“We are really thinking seriously about doing a Homer at Harvard exhibition that will focus on the riches we have here by this revered and still enigmatic American artist,” said Martha Tedeschi, a Homer scholar. Jon Chase/Harvard Staff Photographer

And then there are his sources of light. The way the back of the dancer’s dress is lit implies a light coming from the house. And look at how bright those white highlights are on the water; that’s from a moon that you don’t see. And then there’s this little dot of red in the upper right corner of the painting from a lighthouse. The way he indicated that lighthouse with just a dot of color is so brilliant, but also so mysterious, and it attracts the eye to the horizon. It’s really not that difficult to imagine yourself being one of these people and feeling, seeing, and hearing this magical summer evening.

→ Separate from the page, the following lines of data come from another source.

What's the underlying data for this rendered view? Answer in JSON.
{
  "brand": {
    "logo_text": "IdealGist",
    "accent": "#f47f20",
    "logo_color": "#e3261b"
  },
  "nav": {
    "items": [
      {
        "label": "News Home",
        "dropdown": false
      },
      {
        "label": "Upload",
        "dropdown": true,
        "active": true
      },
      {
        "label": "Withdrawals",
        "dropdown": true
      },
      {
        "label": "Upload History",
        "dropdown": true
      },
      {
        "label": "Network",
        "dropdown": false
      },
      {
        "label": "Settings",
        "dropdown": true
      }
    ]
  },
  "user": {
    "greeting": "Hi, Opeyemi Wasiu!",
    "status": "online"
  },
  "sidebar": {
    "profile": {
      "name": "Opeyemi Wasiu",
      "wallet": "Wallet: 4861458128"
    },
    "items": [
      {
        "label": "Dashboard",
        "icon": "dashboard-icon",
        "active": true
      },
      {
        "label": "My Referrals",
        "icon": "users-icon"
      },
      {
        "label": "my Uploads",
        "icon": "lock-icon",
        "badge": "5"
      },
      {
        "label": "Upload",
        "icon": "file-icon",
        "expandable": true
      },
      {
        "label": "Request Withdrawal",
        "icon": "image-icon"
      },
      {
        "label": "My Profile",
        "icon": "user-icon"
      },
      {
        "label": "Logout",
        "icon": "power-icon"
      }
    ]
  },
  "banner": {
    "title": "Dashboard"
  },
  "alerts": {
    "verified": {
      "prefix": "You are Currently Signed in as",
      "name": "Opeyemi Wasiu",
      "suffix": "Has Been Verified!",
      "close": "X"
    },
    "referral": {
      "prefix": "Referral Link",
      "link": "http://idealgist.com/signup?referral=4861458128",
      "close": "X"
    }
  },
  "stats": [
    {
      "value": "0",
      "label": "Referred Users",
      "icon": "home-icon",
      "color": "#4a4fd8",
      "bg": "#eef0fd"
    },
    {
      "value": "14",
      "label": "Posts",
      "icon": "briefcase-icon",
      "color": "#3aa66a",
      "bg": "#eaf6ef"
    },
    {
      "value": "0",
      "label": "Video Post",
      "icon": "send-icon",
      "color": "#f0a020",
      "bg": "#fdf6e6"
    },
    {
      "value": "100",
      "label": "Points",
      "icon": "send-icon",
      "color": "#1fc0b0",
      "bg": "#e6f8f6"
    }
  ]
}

One of my favorite things about this painting is the messy area here in the middle of the canvas where he has painted the moonlight on the ocean. If you look closely, you can see he’s taken white paint and dragged it across the weave of the canvas. You can see the nubs of the canvas holding the white color. It actually looks kind of muddy up close, but if you step back several feet, all of a sudden the moon is shimmering on the surface of the water. To me that is the brilliance of Homer. He actually has kind of a rough touch, but he knows exactly what the effect is going to be. He is able to capture through these material means something that most of us couldn’t even put into words.

GAZETTE: Can you talk about Harvard Art Museums’ own impressive collection of Homer’s works?

TEDESCHI: Homer is so well represented here in all the media in which he worked, including the wood engravings for Harper’s Weekly Illustrated that were made from his drawings. That is how he started as an artist. He became famous as a Civil War correspondent documenting battles before he was known as a painter. Thanks to the range of his work here at Harvard, we can trace his career and actually point to the way he developed. His prowess as a watercolorist is completely related to the fact that he started as an illustrator. He used watercolor and black and white wash to make the drawings for Harper’s.

To be able to show an artist’s career, the roots from which he came, and the way a particular medium stayed with him throughout his life, is wonderful. We are really thinking seriously about doing a Homer at Harvard exhibition that will focus on the riches we have here by this revered and still enigmatic American artist.

Theodore E. Stebbins Jr., curator of American art emeritus, will give the final gallery talk about Homer’s “Summer Night” on Thursday at 12:30 p.m.

Visitors can request to see works by Winslow Homer in the museums’ collection via appointment in the Harvard Museums Art Study Center.